5G is supposed to be so much better than 4G, right? That’s what the technical specification calls for, and in real-time testing, 5G technology is so much better than 4G and even 4G LTE. That’s why all of the major carriers are working on rolling out their 5G networks nationwide.
Unfortunately, that rollout is relatively slow. Cities are slowly being lit up with 5G technology, and generally — at least, as of this writing — all three big carriers aren’t going to have the same 5G presence in the same cities at once. So on top of the rollout being slow, your ability to shop around with different carriers is extremely limited as well.
Everyone is asking why the rollout is taking long, and there is a lot of good reasons for that. If you’re impatient and wondering where in the world 5G technology is, follow along below, and we’ll show you why its taking long.
5G phones aren’t mainstream
One of the major problems with the 5G rollout is that many people don’t yet have 5G-capable phones. If someone wants to take advantage of the new 5G wireless technology, they will have to purchase a new smartphone. Because the current ones are not 5G capable. Most big manufacturers are launching 5G-capable smartphones alongside their new phones.
And it’s a hard situation Because consumers don’t have much to gain from purchasing a 5G-enabled smartphone since there are very few 5G-capable networks available. On top of that, 5G smartphones are way more expensive than their 4G LTE counterparts.
That also means that 5G is going to be a significant investment for carriers since consumers aren’t going to be signing-up for 5G plans in droves.
5G networks are limited
It’s also important to remember that 5G networks are limited in range. They operate on millimeter waves, which are capable of handling way more data than 4G LTE can — we’re talking high definition movies, huge documents, and files, etc. Unfortunately, the data is much more likely to get interrupted by objects, such as trees and buildings. But on top of that, the range is limited to less than a square mile.
That means that telecom providers need to install “5G cells” all-around cities. So, when you’re installing hundreds of thousands of 5G cells across the nation, that naturally takes a lot of time.
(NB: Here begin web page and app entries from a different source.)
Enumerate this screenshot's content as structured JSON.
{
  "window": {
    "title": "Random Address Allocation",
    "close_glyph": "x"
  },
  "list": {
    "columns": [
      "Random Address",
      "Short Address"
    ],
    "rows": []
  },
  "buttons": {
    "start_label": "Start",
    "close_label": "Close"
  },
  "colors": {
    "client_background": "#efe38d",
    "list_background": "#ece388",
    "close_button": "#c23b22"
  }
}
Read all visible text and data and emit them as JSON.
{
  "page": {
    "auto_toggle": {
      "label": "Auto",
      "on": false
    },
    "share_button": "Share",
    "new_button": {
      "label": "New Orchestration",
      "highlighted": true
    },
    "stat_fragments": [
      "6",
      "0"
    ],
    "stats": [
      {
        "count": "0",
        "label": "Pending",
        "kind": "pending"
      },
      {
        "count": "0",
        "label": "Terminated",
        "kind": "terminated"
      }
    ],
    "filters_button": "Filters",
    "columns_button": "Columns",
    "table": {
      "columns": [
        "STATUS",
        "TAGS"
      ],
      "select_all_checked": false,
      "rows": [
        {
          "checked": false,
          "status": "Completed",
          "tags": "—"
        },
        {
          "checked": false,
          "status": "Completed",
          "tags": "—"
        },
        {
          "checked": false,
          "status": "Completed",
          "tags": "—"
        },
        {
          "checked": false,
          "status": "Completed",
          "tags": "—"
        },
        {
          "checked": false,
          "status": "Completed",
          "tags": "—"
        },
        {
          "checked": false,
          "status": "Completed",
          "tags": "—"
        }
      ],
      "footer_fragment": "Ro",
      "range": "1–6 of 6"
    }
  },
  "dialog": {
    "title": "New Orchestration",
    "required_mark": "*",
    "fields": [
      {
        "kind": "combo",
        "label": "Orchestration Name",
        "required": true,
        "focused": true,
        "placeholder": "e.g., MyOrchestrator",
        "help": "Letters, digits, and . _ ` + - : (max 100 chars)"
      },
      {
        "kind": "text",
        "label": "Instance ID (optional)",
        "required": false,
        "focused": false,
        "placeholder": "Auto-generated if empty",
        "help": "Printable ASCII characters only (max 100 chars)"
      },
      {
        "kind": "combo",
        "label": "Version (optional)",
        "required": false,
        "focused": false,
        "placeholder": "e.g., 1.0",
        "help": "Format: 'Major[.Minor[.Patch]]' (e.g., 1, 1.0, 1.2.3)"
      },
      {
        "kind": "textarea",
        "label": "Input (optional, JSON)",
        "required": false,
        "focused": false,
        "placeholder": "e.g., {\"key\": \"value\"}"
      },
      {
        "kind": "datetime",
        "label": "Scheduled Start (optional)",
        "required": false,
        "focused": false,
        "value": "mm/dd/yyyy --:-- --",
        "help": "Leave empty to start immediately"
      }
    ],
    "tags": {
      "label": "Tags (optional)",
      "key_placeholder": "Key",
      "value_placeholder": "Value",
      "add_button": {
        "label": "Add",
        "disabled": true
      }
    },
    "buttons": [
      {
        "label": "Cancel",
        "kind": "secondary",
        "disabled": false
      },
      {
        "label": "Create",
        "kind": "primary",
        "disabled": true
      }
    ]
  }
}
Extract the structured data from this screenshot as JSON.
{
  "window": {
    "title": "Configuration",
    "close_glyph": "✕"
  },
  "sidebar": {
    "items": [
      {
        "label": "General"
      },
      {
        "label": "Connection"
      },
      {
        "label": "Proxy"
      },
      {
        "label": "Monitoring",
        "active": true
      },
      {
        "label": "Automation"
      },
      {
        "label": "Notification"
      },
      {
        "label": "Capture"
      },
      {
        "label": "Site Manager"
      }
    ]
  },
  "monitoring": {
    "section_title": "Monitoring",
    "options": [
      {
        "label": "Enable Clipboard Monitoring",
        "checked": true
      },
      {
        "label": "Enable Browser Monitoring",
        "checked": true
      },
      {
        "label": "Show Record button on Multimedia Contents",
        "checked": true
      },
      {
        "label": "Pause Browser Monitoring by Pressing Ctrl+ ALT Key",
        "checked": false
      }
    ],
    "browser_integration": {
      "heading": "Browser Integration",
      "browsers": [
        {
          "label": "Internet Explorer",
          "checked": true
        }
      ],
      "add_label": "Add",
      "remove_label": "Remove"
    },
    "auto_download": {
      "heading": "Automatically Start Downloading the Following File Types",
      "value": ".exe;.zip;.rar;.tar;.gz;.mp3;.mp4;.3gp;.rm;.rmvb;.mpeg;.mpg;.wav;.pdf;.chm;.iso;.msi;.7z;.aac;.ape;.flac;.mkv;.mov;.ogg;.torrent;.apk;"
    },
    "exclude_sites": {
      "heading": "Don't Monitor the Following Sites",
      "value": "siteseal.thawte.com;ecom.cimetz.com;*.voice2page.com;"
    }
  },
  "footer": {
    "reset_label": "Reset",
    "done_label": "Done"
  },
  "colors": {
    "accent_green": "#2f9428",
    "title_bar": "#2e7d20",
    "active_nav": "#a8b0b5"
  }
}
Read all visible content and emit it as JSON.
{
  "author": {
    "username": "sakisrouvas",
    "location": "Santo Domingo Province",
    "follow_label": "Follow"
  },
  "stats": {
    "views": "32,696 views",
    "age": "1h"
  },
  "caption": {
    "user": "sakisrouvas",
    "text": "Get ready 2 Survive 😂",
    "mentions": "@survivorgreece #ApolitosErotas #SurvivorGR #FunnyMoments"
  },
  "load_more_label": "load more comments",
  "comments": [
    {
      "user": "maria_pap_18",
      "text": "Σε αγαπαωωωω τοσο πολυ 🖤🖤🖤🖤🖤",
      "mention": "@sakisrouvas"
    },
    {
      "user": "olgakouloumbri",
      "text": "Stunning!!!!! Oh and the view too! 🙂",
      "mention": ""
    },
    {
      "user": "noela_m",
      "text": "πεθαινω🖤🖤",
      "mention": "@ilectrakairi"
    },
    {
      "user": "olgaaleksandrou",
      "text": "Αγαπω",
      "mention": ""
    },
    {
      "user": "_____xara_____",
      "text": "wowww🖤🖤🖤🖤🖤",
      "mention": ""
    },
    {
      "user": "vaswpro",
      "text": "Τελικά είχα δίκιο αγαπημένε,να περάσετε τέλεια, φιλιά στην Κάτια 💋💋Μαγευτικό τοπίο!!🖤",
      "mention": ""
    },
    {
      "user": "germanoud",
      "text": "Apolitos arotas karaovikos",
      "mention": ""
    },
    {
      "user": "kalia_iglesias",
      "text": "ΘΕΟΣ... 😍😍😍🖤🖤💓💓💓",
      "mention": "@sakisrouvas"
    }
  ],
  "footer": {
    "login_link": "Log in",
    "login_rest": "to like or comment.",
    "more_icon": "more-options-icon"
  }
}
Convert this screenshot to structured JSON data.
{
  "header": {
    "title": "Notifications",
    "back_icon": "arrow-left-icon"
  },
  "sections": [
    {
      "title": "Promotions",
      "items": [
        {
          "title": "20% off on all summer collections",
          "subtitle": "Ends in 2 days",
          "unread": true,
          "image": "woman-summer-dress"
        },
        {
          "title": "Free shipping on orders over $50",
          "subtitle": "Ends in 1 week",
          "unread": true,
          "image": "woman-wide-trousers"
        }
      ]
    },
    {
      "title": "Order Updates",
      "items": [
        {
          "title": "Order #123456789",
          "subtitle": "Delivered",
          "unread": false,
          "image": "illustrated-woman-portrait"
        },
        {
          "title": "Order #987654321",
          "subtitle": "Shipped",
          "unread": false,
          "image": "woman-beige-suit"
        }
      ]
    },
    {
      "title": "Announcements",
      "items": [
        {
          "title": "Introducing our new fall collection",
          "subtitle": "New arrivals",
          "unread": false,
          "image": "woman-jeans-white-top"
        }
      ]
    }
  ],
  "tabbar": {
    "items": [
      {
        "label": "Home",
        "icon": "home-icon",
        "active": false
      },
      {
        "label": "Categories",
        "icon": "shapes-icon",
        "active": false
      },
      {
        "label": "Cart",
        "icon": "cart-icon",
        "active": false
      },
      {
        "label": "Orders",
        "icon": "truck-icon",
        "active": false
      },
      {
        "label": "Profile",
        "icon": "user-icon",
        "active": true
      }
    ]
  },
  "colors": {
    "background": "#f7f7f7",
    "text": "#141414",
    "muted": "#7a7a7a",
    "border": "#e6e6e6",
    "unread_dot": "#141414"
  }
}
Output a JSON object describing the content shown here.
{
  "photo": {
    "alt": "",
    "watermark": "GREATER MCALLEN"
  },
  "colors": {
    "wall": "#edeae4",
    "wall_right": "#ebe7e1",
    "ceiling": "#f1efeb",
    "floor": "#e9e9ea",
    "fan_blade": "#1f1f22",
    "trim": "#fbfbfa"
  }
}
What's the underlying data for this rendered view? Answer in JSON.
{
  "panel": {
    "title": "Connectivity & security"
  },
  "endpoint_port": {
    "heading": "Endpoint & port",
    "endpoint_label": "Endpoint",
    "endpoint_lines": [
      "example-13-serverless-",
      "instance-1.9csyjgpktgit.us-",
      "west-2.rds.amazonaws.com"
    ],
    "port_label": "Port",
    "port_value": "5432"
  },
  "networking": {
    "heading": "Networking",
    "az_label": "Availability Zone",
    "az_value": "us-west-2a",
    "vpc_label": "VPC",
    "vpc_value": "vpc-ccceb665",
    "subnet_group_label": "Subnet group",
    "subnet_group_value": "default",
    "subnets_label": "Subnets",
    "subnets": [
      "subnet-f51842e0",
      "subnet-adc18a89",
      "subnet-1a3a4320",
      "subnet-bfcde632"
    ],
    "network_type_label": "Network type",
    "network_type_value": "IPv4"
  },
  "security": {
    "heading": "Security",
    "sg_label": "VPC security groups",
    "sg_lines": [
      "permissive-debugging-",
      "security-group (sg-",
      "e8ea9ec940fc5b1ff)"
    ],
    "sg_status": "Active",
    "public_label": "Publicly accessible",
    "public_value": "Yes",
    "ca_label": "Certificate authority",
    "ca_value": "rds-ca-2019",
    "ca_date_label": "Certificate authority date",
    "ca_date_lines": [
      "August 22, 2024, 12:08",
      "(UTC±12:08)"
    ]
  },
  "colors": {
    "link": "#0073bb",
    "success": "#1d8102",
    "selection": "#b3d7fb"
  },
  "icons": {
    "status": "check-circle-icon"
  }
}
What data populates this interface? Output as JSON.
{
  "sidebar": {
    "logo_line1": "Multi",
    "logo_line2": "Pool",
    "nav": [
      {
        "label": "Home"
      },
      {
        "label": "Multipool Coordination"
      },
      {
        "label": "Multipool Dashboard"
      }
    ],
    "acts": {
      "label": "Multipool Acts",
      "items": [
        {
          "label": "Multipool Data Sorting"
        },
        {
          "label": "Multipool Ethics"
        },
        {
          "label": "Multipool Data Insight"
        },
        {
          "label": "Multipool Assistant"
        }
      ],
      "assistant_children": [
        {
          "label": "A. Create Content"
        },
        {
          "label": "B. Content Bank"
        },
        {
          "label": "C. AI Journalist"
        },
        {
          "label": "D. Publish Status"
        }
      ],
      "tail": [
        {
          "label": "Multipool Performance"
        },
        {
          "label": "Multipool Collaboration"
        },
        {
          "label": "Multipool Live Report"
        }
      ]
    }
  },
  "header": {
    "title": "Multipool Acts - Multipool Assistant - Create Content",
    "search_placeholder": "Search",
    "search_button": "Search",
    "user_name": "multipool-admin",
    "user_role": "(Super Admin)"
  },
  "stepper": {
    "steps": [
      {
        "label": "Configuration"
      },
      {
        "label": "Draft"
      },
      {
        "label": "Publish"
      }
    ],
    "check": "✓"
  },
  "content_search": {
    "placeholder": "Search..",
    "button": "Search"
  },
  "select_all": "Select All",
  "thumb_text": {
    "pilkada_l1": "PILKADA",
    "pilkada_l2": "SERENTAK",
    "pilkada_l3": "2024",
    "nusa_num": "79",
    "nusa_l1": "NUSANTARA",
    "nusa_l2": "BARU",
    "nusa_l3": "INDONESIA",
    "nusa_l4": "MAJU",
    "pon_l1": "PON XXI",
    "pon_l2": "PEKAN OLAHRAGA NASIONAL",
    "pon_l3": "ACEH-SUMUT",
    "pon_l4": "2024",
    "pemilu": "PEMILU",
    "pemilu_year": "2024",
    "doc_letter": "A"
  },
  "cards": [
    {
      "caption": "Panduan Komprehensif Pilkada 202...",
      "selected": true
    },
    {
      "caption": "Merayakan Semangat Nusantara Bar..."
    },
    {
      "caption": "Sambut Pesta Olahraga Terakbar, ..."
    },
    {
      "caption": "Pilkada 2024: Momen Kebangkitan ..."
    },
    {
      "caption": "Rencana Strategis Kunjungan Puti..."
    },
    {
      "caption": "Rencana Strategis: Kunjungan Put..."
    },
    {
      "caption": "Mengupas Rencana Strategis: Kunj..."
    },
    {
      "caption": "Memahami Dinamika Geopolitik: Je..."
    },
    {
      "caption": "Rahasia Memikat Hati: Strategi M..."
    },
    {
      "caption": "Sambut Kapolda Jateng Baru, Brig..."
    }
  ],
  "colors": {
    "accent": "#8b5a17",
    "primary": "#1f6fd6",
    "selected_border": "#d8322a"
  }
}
And it’s not like telecom providers can do a mass rollout — after all, there are cities ordinances and regulations in place that stop a large-scale construction/rollout of this type.
Telecom providers have to work with local communities and regulatory offices to bring those cells to cities all over the world, and unfortunately, that means a lot of red tape.
One of the problems that many carriers are dealing with is all of the red tapes from regulatory officials. Yes, that’s right — many cities across the United States just aren’t cooperating with the new tech rollout. 5G wireless technology requires tons of new equipment — antennas, towers, wiring, and more. Unfortunately, it’s an uphill battle.
Municipalities are not working with telecom companies to bring equipment in cities, or the procedures that they have in place mean that approval is happening at extremely slow rates. That’s why different cities getting 5G networking might come across as random and sporadic.
Regulatory affairs are slow in general, but there are a variety of concerns, such as 5G equipment being installed on street lights and utility poles.
What might be even more of a problem is the public concern about 5G radio waves. It’s been questioned on how safe 5G radio waves are for us, emitting concerning amounts of radiation.
This is still being studied and looked into. Still, the concern is that 5G generates radiofrequency radiation that can lead to cancer or produce other health concerns, such as causing oxidative damage, disrupt cell metabolism, and so on.
That said, some scientists are saying that it is the argument on whether or not radiofrequency radiation is ionizing or non-ionizing. If it is determined to be ionizing, then yes, it’s hazardous. But if we’re leaning towards non-ionizing, we could be in the clear.
Another reason for the slow rollout — rolling out 5G is no affordable task. Telecom providers are expected to have invested $275 billion in this project by the time 2025 rolls around. Telecom providers are pretty well off, but unfortunately, there aren’t a lot of consumers exactly jumping on-board right away. So, carriers are losing money on 5G infrastructure, since it has to be in place and well accessible before they start making money off of it.
For them, it’s a long-term investment. So, naturally, the rollout is going to be slow anyway.
As you can see, carriers nationwide are hard at work bringing 5G network technology to the United States. However, as discussed, there are a handful of obstacles that are stopping it from rolling out as fast as initially hoped.